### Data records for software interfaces
-=-=-=-=-

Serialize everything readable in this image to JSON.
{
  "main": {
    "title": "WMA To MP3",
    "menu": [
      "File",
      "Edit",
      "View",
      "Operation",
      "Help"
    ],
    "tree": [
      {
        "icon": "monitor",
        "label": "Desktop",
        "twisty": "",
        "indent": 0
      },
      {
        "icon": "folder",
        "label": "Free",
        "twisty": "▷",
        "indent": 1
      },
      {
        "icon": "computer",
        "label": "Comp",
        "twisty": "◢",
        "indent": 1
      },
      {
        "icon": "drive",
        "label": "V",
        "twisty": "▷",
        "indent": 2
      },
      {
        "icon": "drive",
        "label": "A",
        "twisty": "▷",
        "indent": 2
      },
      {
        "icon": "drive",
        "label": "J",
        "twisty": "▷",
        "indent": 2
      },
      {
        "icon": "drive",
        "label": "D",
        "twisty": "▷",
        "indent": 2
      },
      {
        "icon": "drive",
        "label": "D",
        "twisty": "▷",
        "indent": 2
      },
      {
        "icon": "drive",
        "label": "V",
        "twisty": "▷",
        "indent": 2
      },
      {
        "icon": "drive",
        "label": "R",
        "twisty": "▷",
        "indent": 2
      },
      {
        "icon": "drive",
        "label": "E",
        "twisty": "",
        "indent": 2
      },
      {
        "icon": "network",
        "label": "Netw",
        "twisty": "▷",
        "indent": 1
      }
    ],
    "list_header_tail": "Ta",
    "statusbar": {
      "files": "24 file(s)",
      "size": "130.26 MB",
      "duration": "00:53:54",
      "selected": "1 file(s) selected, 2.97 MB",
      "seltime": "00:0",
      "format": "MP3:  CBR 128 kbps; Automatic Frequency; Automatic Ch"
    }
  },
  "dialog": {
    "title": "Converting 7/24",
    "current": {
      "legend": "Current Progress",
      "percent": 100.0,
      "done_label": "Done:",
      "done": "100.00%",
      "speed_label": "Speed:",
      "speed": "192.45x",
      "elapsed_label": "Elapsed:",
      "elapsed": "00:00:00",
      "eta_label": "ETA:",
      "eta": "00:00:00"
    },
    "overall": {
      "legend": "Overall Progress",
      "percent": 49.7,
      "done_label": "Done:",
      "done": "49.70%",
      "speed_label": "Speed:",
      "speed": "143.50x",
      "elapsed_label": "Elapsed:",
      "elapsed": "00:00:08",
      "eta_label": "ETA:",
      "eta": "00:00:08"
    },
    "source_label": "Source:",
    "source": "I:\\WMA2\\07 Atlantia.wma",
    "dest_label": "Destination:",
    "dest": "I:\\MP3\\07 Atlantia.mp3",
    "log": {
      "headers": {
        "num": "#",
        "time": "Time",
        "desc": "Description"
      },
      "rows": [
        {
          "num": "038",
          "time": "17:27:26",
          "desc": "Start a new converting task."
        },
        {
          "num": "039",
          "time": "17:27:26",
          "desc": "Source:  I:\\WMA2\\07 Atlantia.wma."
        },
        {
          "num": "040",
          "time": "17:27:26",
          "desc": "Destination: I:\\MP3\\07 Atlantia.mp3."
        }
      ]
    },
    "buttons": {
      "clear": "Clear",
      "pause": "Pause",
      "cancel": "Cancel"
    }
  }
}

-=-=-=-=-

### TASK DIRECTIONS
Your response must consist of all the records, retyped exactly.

### RESPONSE TO THE EXERCISE
Serialize everything readable in this image to JSON.
{
  "main": {
    "title": "WMA To MP3",
    "menu": [
      "File",
      "Edit",
      "View",
      "Operation",
      "Help"
    ],
    "tree": [
      {
        "icon": "monitor",
        "label": "Desktop",
        "twisty": "",
        "indent": 0
      },
      {
        "icon": "folder",
        "label": "Free",
        "twisty": "▷",
        "indent": 1
      },
      {
        "icon": "computer",
        "label": "Comp",
        "twisty": "◢",
        "indent": 1
      },
      {
        "icon": "drive",
        "label": "V",
        "twisty": "▷",
        "indent": 2
      },
      {
        "icon": "drive",
        "label": "A",
        "twisty": "▷",
        "indent": 2
      },
      {
        "icon": "drive",
        "label": "J",
        "twisty": "▷",
        "indent": 2
      },
      {
        "icon": "drive",
        "label": "D",
        "twisty": "▷",
        "indent": 2
      },
      {
        "icon": "drive",
        "label": "D",
        "twisty": "▷",
        "indent": 2
      },
      {
        "icon": "drive",
        "label": "V",
        "twisty": "▷",
        "indent": 2
      },
      {
        "icon": "drive",
        "label": "R",
        "twisty": "▷",
        "indent": 2
      },
      {
        "icon": "drive",
        "label": "E",
        "twisty": "",
        "indent": 2
      },
      {
        "icon": "network",
        "label": "Netw",
        "twisty": "▷",
        "indent": 1
      }
    ],
    "list_header_tail": "Ta",
    "statusbar": {
      "files": "24 file(s)",
      "size": "130.26 MB",
      "duration": "00:53:54",
      "selected": "1 file(s) selected, 2.97 MB",
      "seltime": "00:0",
      "format": "MP3:  CBR 128 kbps; Automatic Frequency; Automatic Ch"
    }
  },
  "dialog": {
    "title": "Converting 7/24",
    "current": {
      "legend": "Current Progress",
      "percent": 100.0,
      "done_label": "Done:",
      "done": "100.00%",
      "speed_label": "Speed:",
      "speed": "192.45x",
      "elapsed_label": "Elapsed:",
      "elapsed": "00:00:00",
      "eta_label": "ETA:",
      "eta": "00:00:00"
    },
    "overall": {
      "legend": "Overall Progress",
      "percent": 49.7,
      "done_label": "Done:",
      "done": "49.70%",
      "speed_label": "Speed:",
      "speed": "143.50x",
      "elapsed_label": "Elapsed:",
      "elapsed": "00:00:08",
      "eta_label": "ETA:",
      "eta": "00:00:08"
    },
    "source_label": "Source:",
    "source": "I:\\WMA2\\07 Atlantia.wma",
    "dest_label": "Destination:",
    "dest": "I:\\MP3\\07 Atlantia.mp3",
    "log": {
      "headers": {
        "num": "#",
        "time": "Time",
        "desc": "Description"
      },
      "rows": [
        {
          "num": "038",
          "time": "17:27:26",
          "desc": "Start a new converting task."
        },
        {
          "num": "039",
          "time": "17:27:26",
          "desc": "Source:  I:\\WMA2\\07 Atlantia.wma."
        },
        {
          "num": "040",
          "time": "17:27:26",
          "desc": "Destination: I:\\MP3\\07 Atlantia.mp3."
        }
      ]
    },
    "buttons": {
      "clear": "Clear",
      "pause": "Pause",
      "cancel": "Cancel"
    }
  }
}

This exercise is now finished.